Goal of the exercise: Restate, in full and unchanged, the entries that follow, but not their pictures.
####
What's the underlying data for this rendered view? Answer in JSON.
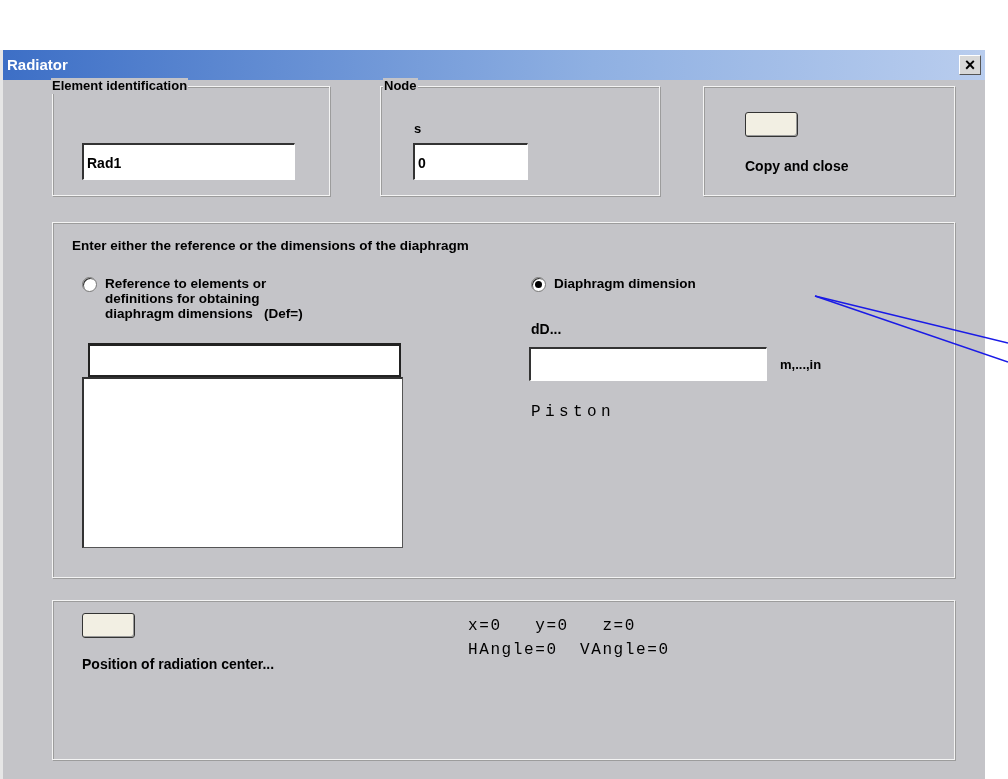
{
  "window": {
    "title": "Radiator",
    "close": "×"
  },
  "element_identification": {
    "label": "Element identification",
    "value": "Rad1"
  },
  "node": {
    "label": "Node",
    "field_label": "s",
    "value": "0"
  },
  "copy_and_close": {
    "label": "Copy and close"
  },
  "diaphragm": {
    "instruction": "Enter either the reference or the dimensions of the diaphragm",
    "options": [
      {
        "kind": "reference",
        "lines": [
          "Reference to elements or",
          "definitions for obtaining",
          "diaphragm dimensions   (Def=)"
        ],
        "selected": false
      },
      {
        "kind": "dimension",
        "lines": [
          "Diaphragm dimension"
        ],
        "selected": true
      }
    ],
    "dimension_label": "dD...",
    "unit": "m,...,in",
    "shape": "Piston"
  },
  "radiation_center": {
    "label": "Position of radiation center...",
    "coordinates": [
      "x=0   y=0   z=0",
      "HAngle=0  VAngle=0"
    ]
  }
}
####
Solution to the problem:
What's the underlying data for this rendered view? Answer in JSON.
{
  "window": {
    "title": "Radiator",
    "close": "×"
  },
  "element_identification": {
    "label": "Element identification",
    "value": "Rad1"
  },
  "node": {
    "label": "Node",
    "field_label": "s",
    "value": "0"
  },
  "copy_and_close": {
    "label": "Copy and close"
  },
  "diaphragm": {
    "instruction": "Enter either the reference or the dimensions of the diaphragm",
    "options": [
      {
        "kind": "reference",
        "lines": [
          "Reference to elements or",
          "definitions for obtaining",
          "diaphragm dimensions   (Def=)"
        ],
        "selected": false
      },
      {
        "kind": "dimension",
        "lines": [
          "Diaphragm dimension"
        ],
        "selected": true
      }
    ],
    "dimension_label": "dD...",
    "unit": "m,...,in",
    "shape": "Piston"
  },
  "radiation_center": {
    "label": "Position of radiation center...",
    "coordinates": [
      "x=0   y=0   z=0",
      "HAngle=0  VAngle=0"
    ]
  }
}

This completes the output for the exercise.